Published: September 12, 2019
This cattle market information is selected from the weekly report from Canfax, a division of the Canadian Cattlemen’s Association. More market information, analysis and statistics are available by becoming a Canfax subscriber by calling 403-275-5110 or at www.canfax.ca.
Fed prices continue slide
Alberta direct cattle sales saw moderate volume trade last week and average prices continued to soften to new annual lows. Fed prices have steadily declined over the past five weeks.
Average steer prices last week eased $1.60 per hundredweight lower to $140.07 and were almost $2.50 per cwt. lower than the same week last year. Average steer prices last week were the lowest since October 2017. Heifer prices have softened over the past seven weeks, and average prices dipped $1.68 per cwt. lower to $139.31.

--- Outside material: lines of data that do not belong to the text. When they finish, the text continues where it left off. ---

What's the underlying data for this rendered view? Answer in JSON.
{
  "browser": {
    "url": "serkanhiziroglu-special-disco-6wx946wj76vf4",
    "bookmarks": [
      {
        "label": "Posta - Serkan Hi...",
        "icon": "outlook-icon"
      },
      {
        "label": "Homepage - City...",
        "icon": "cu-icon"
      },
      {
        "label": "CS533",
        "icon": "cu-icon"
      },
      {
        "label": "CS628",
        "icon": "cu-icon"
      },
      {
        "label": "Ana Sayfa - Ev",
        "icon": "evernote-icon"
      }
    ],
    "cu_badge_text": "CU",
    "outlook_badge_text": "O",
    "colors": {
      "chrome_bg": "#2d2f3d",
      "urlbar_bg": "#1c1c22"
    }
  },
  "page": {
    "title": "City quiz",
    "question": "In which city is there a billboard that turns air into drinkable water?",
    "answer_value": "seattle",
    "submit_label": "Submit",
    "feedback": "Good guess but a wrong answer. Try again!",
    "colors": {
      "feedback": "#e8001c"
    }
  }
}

Competition was lacking last week on seasonally lacklustre post-Labour Day beef demand, and front-end packer inventory is building.
The cash-to-futures basis strengthened significantly to +9.32 per cwt. Western Canadian fed cattle slaughter for the week ending Aug. 31 was 10 percent lower than the previous week at 45,619 head and year to date was six percent larger, totalling 1,377,996 head.

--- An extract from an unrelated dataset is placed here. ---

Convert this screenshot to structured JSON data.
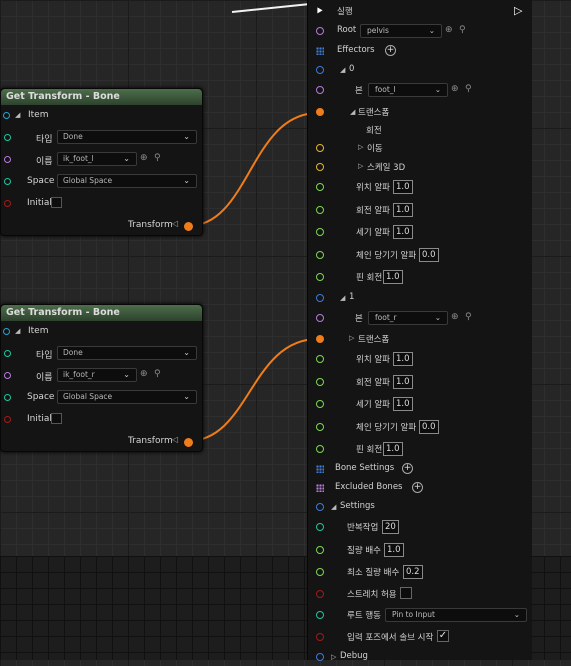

Western Canadian steer carcass weights eased nine pounds smaller than the previous week to 906 lb. and were eight lb. larger than a year ago. Canadian fed cattle/slaughter cow exports to the United States for the week ending Aug. 24 were nine percent larger than the previous week at 6,900 head. Year to date exports were 25 percent larger, totalling 296,803 head.

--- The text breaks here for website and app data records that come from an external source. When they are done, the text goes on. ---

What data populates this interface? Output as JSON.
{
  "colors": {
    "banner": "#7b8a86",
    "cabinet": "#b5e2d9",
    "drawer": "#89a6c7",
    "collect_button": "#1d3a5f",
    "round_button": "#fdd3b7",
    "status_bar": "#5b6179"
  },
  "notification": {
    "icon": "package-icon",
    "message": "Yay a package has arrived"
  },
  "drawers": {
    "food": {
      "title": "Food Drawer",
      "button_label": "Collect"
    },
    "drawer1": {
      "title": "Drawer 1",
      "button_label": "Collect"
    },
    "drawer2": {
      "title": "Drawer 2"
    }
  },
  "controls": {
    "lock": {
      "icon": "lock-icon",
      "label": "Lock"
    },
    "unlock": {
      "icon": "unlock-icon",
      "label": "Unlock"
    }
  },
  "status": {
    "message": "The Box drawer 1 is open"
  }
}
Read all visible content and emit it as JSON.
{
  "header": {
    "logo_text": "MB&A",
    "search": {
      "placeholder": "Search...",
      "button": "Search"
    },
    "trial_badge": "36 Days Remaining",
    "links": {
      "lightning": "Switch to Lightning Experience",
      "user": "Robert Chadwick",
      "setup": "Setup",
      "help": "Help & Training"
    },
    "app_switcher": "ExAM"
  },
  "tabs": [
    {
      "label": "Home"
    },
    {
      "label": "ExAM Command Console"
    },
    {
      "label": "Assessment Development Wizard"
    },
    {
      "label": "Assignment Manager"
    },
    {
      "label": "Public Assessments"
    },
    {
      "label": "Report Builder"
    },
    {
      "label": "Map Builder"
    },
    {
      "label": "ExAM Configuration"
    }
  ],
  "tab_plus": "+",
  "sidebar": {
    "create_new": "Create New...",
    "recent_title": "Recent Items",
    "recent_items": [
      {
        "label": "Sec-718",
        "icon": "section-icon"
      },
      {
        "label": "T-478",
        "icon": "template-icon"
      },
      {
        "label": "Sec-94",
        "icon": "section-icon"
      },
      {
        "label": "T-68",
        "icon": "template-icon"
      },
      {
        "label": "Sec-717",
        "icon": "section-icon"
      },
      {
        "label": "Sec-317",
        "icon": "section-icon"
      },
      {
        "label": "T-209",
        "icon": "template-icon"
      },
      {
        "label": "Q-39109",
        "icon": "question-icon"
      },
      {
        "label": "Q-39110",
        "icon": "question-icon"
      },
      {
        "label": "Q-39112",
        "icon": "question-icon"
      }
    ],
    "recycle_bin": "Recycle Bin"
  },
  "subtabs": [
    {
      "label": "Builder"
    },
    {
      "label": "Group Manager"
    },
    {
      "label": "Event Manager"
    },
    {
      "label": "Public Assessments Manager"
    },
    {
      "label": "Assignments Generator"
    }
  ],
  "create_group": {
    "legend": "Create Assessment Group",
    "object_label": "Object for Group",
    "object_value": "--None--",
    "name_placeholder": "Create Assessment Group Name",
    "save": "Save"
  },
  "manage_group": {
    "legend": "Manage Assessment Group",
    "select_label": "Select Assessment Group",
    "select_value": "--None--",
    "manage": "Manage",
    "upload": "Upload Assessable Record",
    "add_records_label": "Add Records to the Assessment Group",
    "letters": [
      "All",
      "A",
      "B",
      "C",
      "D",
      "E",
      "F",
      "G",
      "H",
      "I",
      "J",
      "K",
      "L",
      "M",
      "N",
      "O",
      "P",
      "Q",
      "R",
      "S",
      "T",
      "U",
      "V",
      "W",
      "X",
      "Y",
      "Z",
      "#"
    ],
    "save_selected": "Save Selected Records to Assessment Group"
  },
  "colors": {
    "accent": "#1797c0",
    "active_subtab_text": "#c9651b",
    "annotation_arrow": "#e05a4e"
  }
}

Ample market-ready supplies are anticipated through September, and additional price downside is anticipated. Seasonally softer boxed beef values could encourage reduced fed kills, and feedlots are expected to trend less current. Packer inventories continue to build, and cash market competition will be limited.
In the U.S., fed prices trended lower last week. Lower U.S. cash prices and concerns about maintaining fed slaughter following the Tyson Kansas plant fire contributed to eroding cattle futures.
Live trade in the south was generally US$3 per cwt. lower than the previous week at $100 per cwt. Live trade in the north was reported from $101-$103 per cwt, which was $3-$5 lower than the previous week.
Cows a bright spot
Butcher cow prices continue to be the bright spot for the non-fed market and are holding up much better than the fed cattle market. Alberta D2 cow prices have been hovering on either side of C$90 per cwt. for the past three weeks and are trading within $2.50 per cwt. of their second half highs. Last week they traded at $83-$97 per cwt. to average $89.42. D3 cows traded from $75-$85 to average $80.
On a dressed basis, rail cow prices are only $60 per cwt. back of the fed cattle prices. Western Canadian cow slaughter for the week ending Aug. 31 totalled 6,199 head, six percent lower than last year. In five out of the past six weeks western Canadian cow slaughter has been below year-ago levels. On a cash to cash basis, D2 cows are trading at a $4.50 per cwt. premium against the U.S. utility cow market compared to $12.25 per cwt. last year.
Over the past four weeks butcher bull prices have dropped $7.25 per cwt. Last week they averaged $104.64 per cwt. Bull prices are $8 per cwt. lower than last year, while cow prices are $1-$2 higher year over year. Cow-calf pairs that were purchased this spring and put on feed over the summer have started to hit the market.
Stronger basis for feeders ...
Beef trade ...